When we built the SmartDeviceLink software, our vision was bigger than just a platform for Ford. It had the potential to be an API (application program interface) that could be used industry-wide to accelerate the development of game-changing apps to better connect drivers with their vehicles.

We are happy to announce a big step towards that vision. Toyota will be the first company outside the Ford family to adopt our SmartDeviceLink (SDL) software. With the goal of enabling virtually any vehicle to link to virtually any device, SDL promises to give consumers an unprecedented level of control over smartphone apps while on the road using voice commands and other technology.

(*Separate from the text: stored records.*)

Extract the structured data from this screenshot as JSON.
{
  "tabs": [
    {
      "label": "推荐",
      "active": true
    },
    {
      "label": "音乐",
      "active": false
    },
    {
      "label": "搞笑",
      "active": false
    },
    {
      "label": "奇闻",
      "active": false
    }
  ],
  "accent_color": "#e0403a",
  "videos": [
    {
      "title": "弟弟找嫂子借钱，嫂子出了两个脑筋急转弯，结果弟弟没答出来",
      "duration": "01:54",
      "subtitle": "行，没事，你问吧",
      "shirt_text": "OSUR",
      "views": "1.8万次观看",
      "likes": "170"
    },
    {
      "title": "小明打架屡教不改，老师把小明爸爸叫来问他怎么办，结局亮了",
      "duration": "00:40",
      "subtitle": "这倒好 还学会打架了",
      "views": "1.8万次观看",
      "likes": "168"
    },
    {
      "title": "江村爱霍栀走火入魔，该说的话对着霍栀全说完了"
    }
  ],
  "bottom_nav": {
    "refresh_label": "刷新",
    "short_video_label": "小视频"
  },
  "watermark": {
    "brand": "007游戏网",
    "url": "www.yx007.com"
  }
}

Seeking a unified standard

A unified standard for in-car connectivity will enable auto manufacturers, device makers and software developers to speed the pace of innovation in the automotive space, improving existing integrations between vehicles and smartphones, while opening the door to new user experiences.

While Toyota is the first company to adopt the SDL platform, automakers including Honda, Subaru, Mazda and PSA Peugeot Citroën are already in the process of conducting trials.

“Developing a safer and more secure in-car smartphone connectivity service – which better matches individual vehicle features – is exactly the value and advantage an automaker can offer customers,” said Shigeki Terashi, executive vice president, Toyota Motor Corporation. “We expect that many companies share our view and will participate in the industry SmartDeviceLink collaboration.”

More features and more apps

Features and services already enabled by SDL include popular apps like Spotify, AccuWeather, and Glympse. As more automakers begin to integrate SDL into their vehicles, developers can focus on building new and exciting user experiences rather than worrying about porting apps to a myriad of incompatible platforms.

In addition to car manufacturers, BlackBerry subsidiary QNX Software Systems has also adopted SDL, with plans to bake it into their products. For its part, Ford has pledged to deliver a new version of AppLink built atop SDL later this year that allows drivers to access their favorite smartphone navigation app from their car. Ford hopes that AppLink will reach more than 30 million vehicles by 2020.